He gives a really good explanation of the name Status Quo and what it means in Latin.

Francis: I think he had a joint, don´t you?

Yeah! (laughs)

Francis: I really do! (laughs)

When was the last time you attended a real crazy rock and roll party? Was that like in the 80´s?

Francis: Keep going! (laughs) The last time I remember and I´m not very good with it. I´m not a drinker and I started drinking when I did coke for a while. I never liked drinking. The last party that I remember was in Melbourne. We were talking about this with somebody recently, how the world has changed. It was after a gig or something and I went and people were smoking dope, which then was a different thing. We went into this house and there were different rooms and such and in this one room, which again is of the time, people were sat on the floor and one or two joints were being passed around and everybody was listening to an album. Everybody sat there and were listening to that album and then they turned it over and listened to the other side.

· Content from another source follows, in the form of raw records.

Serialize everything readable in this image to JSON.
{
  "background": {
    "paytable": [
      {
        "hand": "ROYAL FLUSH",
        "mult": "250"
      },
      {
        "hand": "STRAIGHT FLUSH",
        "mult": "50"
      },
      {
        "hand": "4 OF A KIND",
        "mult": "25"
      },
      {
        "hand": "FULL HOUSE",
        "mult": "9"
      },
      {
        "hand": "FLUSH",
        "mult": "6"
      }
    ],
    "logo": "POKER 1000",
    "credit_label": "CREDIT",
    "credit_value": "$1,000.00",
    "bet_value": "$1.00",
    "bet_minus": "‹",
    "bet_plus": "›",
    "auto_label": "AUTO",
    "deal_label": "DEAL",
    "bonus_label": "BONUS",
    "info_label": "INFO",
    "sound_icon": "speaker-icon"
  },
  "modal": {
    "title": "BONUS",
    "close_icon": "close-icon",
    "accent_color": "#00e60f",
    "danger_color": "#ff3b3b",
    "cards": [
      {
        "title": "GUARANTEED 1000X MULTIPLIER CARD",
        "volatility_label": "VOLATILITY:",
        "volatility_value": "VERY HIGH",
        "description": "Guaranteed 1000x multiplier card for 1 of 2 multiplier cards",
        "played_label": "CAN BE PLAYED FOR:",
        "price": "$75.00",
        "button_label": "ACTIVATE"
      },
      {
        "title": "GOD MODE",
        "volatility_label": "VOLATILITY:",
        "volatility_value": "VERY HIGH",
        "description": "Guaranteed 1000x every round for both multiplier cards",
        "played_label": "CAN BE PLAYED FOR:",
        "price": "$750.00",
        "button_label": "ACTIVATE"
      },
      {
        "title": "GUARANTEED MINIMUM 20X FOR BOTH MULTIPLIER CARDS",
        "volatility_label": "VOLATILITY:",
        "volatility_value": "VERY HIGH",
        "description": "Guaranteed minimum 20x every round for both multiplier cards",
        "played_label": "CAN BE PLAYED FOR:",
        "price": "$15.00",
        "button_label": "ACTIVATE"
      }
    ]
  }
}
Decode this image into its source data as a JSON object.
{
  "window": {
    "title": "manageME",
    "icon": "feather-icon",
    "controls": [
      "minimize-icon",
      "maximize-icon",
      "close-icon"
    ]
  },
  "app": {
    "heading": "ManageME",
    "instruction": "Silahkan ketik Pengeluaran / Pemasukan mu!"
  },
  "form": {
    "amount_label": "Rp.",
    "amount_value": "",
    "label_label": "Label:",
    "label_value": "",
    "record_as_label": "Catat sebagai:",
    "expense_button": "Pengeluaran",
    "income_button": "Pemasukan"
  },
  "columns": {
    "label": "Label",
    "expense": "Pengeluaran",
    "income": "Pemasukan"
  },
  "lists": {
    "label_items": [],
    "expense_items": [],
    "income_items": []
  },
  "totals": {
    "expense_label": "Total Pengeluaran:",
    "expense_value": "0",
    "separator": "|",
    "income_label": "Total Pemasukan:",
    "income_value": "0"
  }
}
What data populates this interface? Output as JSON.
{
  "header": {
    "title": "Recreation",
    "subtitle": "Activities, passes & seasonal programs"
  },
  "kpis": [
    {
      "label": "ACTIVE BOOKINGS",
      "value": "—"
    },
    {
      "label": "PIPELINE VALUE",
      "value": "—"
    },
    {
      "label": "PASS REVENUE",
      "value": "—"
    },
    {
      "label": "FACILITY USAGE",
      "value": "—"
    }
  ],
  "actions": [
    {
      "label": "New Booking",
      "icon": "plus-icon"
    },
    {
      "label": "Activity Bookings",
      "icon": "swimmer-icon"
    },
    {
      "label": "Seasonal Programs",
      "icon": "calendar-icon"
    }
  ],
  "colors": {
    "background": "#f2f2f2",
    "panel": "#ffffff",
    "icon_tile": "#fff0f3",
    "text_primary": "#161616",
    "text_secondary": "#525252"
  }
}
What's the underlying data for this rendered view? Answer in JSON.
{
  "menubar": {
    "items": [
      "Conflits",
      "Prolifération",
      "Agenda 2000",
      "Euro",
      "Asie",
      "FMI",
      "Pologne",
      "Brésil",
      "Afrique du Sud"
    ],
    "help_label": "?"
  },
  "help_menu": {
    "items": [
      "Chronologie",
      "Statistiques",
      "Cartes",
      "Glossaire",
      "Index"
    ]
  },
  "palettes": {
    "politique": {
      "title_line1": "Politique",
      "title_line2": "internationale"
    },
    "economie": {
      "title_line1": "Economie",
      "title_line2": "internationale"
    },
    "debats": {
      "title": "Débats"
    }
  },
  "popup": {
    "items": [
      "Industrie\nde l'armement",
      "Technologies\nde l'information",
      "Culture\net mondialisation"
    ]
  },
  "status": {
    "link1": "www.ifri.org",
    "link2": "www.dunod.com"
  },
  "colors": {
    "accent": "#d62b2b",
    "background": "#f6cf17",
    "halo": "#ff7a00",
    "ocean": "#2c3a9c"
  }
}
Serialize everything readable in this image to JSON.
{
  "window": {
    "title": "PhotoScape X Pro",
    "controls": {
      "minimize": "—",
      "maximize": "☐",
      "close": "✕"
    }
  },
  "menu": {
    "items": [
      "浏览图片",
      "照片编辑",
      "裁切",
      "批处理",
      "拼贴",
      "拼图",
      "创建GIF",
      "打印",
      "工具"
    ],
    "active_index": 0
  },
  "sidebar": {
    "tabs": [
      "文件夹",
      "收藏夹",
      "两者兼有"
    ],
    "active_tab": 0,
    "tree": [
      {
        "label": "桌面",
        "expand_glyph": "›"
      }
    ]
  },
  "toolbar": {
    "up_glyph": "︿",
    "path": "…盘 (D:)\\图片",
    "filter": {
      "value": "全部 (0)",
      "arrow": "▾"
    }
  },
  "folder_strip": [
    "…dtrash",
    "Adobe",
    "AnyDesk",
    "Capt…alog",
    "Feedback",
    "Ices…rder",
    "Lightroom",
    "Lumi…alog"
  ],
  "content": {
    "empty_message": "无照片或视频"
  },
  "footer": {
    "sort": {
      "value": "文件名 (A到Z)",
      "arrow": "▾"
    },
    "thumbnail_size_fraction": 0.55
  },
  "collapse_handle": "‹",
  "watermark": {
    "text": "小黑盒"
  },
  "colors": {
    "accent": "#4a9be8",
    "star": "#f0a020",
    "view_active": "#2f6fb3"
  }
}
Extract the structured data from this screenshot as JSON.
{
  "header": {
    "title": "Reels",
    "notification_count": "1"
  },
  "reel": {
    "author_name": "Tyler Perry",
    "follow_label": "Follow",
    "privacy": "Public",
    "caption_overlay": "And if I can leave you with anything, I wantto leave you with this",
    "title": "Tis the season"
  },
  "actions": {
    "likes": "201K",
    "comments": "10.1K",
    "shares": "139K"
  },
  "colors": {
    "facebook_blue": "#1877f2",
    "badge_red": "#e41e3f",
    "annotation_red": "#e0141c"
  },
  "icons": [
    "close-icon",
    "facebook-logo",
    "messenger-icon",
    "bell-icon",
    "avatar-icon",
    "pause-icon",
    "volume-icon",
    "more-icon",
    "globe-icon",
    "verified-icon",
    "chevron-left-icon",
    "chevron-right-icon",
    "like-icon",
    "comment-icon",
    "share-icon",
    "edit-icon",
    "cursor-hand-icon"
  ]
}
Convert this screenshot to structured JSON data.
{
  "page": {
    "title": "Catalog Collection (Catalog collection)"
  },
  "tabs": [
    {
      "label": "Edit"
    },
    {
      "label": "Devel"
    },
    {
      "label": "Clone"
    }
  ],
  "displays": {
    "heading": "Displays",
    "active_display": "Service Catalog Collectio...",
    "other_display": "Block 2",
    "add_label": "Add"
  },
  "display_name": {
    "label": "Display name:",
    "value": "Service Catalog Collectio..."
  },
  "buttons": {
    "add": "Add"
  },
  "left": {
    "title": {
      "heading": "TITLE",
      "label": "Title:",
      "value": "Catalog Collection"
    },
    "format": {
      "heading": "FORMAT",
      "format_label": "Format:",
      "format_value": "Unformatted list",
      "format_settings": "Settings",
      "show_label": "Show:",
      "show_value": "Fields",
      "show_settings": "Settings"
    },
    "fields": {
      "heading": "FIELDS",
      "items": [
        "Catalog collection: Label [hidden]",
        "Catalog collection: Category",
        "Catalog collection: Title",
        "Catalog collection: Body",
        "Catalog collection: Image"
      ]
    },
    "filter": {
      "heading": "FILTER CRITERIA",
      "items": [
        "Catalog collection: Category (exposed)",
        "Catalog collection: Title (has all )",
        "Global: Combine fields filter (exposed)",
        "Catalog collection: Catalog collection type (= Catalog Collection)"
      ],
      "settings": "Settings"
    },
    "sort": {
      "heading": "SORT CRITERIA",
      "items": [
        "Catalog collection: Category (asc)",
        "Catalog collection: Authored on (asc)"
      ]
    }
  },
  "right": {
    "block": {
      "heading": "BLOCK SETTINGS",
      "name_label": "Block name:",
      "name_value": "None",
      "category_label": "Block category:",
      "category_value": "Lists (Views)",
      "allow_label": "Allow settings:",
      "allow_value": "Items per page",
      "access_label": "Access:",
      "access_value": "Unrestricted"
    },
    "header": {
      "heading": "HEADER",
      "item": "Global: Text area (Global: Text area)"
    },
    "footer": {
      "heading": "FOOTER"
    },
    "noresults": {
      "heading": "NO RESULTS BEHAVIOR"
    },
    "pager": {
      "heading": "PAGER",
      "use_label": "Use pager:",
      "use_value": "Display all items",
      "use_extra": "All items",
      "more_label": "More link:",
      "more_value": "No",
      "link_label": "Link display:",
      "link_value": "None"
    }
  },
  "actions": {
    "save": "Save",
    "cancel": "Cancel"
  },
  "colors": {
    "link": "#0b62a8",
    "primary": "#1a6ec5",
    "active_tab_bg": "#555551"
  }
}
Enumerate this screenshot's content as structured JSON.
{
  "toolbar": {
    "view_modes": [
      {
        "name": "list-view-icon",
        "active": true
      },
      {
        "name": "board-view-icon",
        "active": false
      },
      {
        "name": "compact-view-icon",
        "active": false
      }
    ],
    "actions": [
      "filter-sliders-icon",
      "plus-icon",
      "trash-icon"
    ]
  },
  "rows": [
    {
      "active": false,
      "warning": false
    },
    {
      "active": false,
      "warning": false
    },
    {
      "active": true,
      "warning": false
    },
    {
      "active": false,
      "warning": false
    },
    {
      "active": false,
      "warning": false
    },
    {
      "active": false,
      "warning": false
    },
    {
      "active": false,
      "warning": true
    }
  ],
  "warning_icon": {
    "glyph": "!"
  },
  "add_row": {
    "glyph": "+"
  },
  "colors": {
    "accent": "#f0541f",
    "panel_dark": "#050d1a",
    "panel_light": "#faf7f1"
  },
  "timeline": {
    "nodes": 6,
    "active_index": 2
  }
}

Whatever the album was I don´t remember. That wouldn´t happen now, you know what I mean? I´m not with alcohol, so unless you´re having a drink, a party is kind of “What the fuck is going on here?”, so I´m bit of a party pooper and boring. It´s true.

What bands are you listening to today? Are you listening to a lot of new music?

Francis: Unless a band´s been around for a little while, five, six or maybe ten years, they´re new to me. I still see U2 as pretty much new, but they are pretty much an establishment now and one of the older bands and probably one of the last bands that are going to last. But… Coldplay… maybe.
What was the question?

If you´re keeping up with new music?

Francis: My favorite band is probably Muse. They are fantastic! Making noise like that and control it! That boy´s listening to movies, to opera, classical music and he doesn´t give a fuck and it´s brilliant and beautiful!

And the singer´s got a beautiful girlfriend as well in Kate Hudson.

Francis: Does he have Kate Hudson? That´s it! I´m not buying their records anymore!

And she´s pregnant.

Francis: Is she? Well, we know what he´s been doing. (laughs)

Finally, is there anyone you´d like to…

Francis: Jeff Lynne!

... work with?

Francis: Jeff Lynne! I knew you were gonna say that. I can´t help it. I do things like that. Jeff is about the only person… I got a message from him the other day, talking about something, and he´s one person I could… I really don´t have that with people at all, but Jeff… I don´t know, I just likes what he does. It´s probably that I´d like to get him pregnant or something. (laughs) We were doing this show in Deutschland and there was this famous German fellow and they said “Oh, you´re gonna have a jam together!” and I was like “Oh no! I hate that shit!”, but to do something in a studio or write or something with Jeff Lynne, I would probably adore, but I´d have to be careful about too many orgasms in one day. At my age it wouldn´t be good. (laughs)

I´d love to hear that! You and Jeff Lynne would be a good match.

Francis: Oh, I would love that!

You were supposed to play I Malmö last year but you cancelled. Why?

Francis: Was that me or Status?

It was you!

Francis: I don´t know what happened there. It was down to other people. I was ready to go. Probably, and I shouldn´t be this honest, but it was probably a lack of tickets. I find it odd that I get to 61 and put an album out called “One step at a time”, which is kind of silly and then start touring in the worst recession the world´s ever known. And people won´t buy Quo tickets. What made me think they were gonna buy Francis Rossi tickets? (laughs) You see, I told you all the idiots are in rock and roll! The sensible people are some place else.

Well, I hope you get to play Stockholm.

Francis: Yeah, that would be great! That is if this album is as good as people say.

It is! I´ve been checking out message boards and forums and people really like it.

Francis: Excellent news! Even if nothing else happens that makes insecure people like me feel real good. That´s what it´s about I suppose. Sad but true! Thank you very much and in particular for having that strong English. Very good! It´s easy for schmucks like me. (laughs)

Thank you Francis!